The College of Visual and Performing Arts’ Rose, Jules R. and Stanford S. Setnor School of Music will host New York-based Canadian singer, trumpeter and songwriter Bria Skonberg for a three-day residency Sept. 26-28, presented as part of the Setnor…
Carver Reading Series Continues with Novelist Daniel Torday Oct. 14
On Wednesday, Oct. 14, Torday will participate in an audience Q&A session at 3:45 p.m., followed by an author reading at 5:30 p.m. Both events are free and open to the public, and take place in Gifford Auditorium. For more information, contact Sarah Harwell G’05, associate director of the M.F.A. Program in Creative Writing, at firstname.lastname@example.org.
“We are thrilled to have Daniel Torday return to campus,” Harwell says. “A gifted storyteller, he is a thought-provoking, complex and hilarious writer in the tradition of Philip Roth and Michael Chabon.”
Torday is the author of the novel “The Last Flight of Poxl West” (St. Martin’s Press, 2015) and the novella “The Sensualist” (Nouvella Books, 2012), the latter of which has won the National Jewish Book Award for “Outstanding Debut Fiction.” His stories and essays have appeared in such major outlets as The New York Times, Esquire and Paris Review Daily.
A former Esquire editor, Torday is an editor at the Kenyon Review, and is director of the Creative Writing Program at Bryn Mawr College.
“Torday’s ability to shift gears between sweeping historical vistas and more intimate family dramas, and between old-school theatrics and more contemporary meditations on the nature of storytelling, announces his emergence as a writer deserving of attention,” writes Michiko Kakutani in her New York Times review of “The Last Flight of Poxl West.”
Syracuse Professor George Saunders G’88 considers the novel a “wonderful accomplishment of storytelling verve.” He says, “[It is] tender, lyrical, surprising, full of beautifully rendered details. Torday is a prodigiously talented writer, with a huge heart.”
Named for the legendary fiction writer who taught at Syracuse during the Eighties, the Carver Series brings 12-14 prominent writers to campus each year.

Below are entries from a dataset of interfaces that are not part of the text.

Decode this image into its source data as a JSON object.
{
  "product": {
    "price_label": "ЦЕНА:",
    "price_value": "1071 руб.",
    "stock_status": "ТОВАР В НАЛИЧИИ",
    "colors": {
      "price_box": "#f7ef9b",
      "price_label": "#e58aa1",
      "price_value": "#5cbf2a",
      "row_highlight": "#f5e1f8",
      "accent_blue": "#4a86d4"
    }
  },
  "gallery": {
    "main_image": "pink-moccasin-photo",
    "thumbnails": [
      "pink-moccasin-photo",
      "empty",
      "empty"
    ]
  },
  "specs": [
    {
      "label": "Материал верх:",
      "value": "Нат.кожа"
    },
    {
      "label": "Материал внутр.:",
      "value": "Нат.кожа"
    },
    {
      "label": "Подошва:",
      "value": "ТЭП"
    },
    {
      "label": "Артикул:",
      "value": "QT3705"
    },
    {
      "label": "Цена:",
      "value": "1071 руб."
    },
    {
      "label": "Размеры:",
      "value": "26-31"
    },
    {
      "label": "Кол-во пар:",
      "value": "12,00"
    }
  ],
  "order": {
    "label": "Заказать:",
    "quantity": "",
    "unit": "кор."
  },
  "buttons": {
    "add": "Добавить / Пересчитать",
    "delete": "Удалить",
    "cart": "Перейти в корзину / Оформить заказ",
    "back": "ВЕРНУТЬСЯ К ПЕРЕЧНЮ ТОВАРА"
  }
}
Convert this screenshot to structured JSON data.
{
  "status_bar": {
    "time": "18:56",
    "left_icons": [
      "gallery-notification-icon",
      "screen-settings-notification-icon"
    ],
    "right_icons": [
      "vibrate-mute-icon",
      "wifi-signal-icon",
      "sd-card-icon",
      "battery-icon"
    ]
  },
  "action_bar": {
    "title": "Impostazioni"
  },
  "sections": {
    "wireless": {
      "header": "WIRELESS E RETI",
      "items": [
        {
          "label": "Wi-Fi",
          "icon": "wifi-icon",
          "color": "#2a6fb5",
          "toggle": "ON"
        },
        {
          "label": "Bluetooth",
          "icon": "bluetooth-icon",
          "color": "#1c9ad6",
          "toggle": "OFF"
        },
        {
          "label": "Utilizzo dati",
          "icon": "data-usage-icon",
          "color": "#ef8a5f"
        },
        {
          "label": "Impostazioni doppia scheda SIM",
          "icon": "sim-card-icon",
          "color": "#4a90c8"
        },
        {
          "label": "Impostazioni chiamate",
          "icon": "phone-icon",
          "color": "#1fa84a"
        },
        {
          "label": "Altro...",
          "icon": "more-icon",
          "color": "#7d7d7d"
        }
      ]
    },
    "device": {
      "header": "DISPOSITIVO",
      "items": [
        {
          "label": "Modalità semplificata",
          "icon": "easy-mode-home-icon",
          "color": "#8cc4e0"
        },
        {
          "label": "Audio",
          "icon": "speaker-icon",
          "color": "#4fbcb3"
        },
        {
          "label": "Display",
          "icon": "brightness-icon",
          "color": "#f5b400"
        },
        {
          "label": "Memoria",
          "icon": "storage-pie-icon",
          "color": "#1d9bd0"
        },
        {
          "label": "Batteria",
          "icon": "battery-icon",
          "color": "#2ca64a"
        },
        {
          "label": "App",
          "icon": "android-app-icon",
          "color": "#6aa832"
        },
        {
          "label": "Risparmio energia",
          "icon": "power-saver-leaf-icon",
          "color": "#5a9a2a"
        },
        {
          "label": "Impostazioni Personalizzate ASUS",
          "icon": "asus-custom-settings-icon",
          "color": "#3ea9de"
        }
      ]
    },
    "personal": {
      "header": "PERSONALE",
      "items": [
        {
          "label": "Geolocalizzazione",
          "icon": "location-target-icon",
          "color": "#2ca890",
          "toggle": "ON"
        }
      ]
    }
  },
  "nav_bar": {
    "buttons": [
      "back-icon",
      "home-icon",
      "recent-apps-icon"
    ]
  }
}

The series is organized and presented by the M.F.A. Program in Creative Writing in conjunction with an undergraduate course called “Living Writers” (ETS 107). Both the program and course are housed in the Department of English.